**WORK TO BE COMPLETED**
Take each line of the data that contains the string "wallet" and copy it.

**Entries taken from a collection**
══════
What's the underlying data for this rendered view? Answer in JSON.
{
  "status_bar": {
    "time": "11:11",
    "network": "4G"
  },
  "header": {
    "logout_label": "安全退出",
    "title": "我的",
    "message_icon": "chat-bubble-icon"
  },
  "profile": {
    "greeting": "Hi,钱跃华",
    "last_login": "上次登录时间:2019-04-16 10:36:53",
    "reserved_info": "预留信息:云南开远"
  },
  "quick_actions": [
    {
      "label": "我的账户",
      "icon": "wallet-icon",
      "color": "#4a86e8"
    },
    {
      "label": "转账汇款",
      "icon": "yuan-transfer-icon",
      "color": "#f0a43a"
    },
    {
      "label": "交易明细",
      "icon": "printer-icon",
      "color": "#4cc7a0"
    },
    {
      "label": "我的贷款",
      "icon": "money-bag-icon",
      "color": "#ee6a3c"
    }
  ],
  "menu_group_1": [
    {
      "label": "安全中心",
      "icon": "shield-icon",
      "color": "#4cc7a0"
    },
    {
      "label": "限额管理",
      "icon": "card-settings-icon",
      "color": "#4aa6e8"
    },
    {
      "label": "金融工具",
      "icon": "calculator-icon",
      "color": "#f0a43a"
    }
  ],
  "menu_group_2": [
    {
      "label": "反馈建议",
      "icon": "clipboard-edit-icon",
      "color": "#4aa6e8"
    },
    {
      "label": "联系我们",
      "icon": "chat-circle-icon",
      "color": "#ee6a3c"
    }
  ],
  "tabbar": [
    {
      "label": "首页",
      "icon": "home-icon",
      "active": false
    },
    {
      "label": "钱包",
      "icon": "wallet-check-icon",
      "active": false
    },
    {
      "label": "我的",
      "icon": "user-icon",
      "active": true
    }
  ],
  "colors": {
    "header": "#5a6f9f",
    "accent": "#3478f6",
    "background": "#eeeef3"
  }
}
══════
**YOUR SOLUTION**
      "icon": "wallet-icon",
      "icon": "wallet-check-icon",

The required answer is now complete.